• _RECORDS_:
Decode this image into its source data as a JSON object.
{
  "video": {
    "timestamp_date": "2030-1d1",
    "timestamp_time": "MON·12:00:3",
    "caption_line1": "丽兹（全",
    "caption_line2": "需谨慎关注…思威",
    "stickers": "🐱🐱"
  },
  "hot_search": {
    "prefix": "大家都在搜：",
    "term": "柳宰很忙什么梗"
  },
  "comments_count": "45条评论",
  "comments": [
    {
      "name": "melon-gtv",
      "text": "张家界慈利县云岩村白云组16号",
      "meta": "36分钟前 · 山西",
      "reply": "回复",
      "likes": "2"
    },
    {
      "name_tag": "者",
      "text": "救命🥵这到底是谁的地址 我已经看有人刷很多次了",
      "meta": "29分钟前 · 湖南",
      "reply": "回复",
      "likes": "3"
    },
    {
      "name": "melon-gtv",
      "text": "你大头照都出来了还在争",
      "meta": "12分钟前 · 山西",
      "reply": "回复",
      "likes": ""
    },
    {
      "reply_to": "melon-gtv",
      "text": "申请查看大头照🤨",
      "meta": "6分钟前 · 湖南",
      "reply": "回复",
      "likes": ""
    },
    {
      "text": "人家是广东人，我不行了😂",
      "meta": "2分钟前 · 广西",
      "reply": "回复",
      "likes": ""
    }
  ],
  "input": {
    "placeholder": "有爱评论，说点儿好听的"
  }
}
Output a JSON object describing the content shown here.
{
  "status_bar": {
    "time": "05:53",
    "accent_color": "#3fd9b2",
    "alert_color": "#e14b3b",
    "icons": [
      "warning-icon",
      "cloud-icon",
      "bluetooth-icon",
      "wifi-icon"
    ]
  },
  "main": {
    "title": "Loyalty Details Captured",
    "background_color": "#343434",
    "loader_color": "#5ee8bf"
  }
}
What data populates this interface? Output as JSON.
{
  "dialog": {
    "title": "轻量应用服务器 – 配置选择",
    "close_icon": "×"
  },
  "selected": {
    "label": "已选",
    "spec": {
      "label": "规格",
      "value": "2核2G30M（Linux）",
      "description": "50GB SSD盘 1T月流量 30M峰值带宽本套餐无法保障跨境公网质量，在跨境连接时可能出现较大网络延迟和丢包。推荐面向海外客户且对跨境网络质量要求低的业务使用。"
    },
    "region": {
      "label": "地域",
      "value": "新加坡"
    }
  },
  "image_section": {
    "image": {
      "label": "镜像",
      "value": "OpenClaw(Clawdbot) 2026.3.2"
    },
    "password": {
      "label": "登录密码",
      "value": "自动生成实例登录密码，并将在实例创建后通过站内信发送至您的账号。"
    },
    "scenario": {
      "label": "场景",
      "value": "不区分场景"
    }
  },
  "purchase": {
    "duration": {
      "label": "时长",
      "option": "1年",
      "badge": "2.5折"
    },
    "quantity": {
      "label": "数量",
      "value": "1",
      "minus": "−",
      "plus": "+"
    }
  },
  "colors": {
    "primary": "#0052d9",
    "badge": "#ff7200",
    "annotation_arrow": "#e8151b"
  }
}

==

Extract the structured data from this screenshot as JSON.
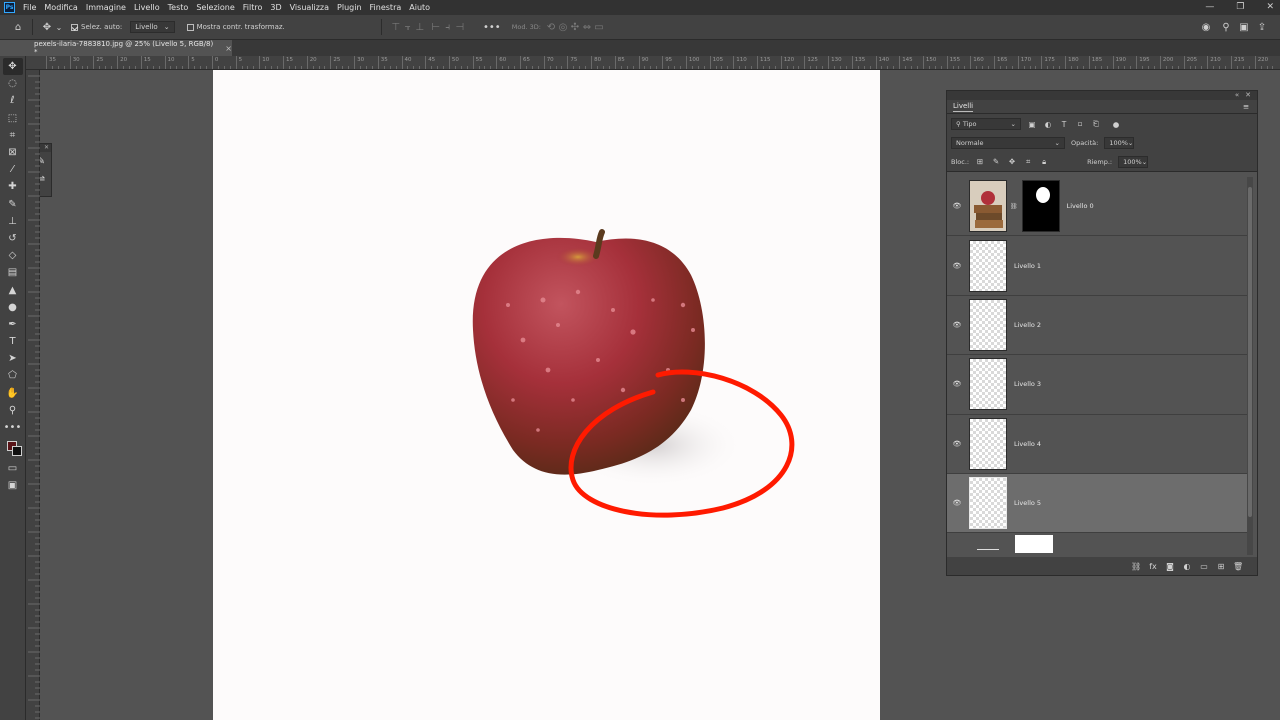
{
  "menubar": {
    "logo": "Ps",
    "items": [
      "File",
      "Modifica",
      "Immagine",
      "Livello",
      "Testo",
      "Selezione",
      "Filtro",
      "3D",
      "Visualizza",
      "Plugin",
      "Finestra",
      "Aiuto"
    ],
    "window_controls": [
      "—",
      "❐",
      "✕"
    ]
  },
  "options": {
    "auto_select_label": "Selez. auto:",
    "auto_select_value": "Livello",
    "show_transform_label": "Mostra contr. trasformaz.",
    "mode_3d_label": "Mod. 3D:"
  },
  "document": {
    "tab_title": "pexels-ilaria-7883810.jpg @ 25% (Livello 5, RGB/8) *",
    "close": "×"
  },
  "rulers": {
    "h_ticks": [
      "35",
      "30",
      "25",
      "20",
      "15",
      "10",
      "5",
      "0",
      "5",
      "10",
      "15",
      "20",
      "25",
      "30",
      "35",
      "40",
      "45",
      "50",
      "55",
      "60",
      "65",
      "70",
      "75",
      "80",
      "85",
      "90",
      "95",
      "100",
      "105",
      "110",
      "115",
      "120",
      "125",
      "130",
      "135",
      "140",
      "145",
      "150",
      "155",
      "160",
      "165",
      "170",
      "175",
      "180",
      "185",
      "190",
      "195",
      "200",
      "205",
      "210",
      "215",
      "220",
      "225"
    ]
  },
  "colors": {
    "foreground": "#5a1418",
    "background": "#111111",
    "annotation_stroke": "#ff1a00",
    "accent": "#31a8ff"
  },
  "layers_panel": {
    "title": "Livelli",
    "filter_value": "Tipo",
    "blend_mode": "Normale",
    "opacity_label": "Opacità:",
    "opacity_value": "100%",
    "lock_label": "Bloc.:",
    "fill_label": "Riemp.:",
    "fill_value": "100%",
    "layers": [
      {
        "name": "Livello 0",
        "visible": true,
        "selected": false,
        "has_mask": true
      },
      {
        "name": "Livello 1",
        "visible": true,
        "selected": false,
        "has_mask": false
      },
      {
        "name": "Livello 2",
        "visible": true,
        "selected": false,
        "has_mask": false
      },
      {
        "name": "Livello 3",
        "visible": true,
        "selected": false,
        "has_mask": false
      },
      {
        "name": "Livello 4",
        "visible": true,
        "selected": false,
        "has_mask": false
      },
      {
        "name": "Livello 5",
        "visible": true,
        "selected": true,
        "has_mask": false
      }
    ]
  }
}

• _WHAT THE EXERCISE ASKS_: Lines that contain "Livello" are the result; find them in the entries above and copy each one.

• _YOUR SOLUTION_:
      "Livello",
    "auto_select_value": "Livello",
    "tab_title": "pexels-ilaria-7883810.jpg @ 25% (Livello 5, RGB/8) *",
        "name": "Livello 0",
        "name": "Livello 1",
        "name": "Livello 2",
        "name": "Livello 3",
        "name": "Livello 4",
        "name": "Livello 5",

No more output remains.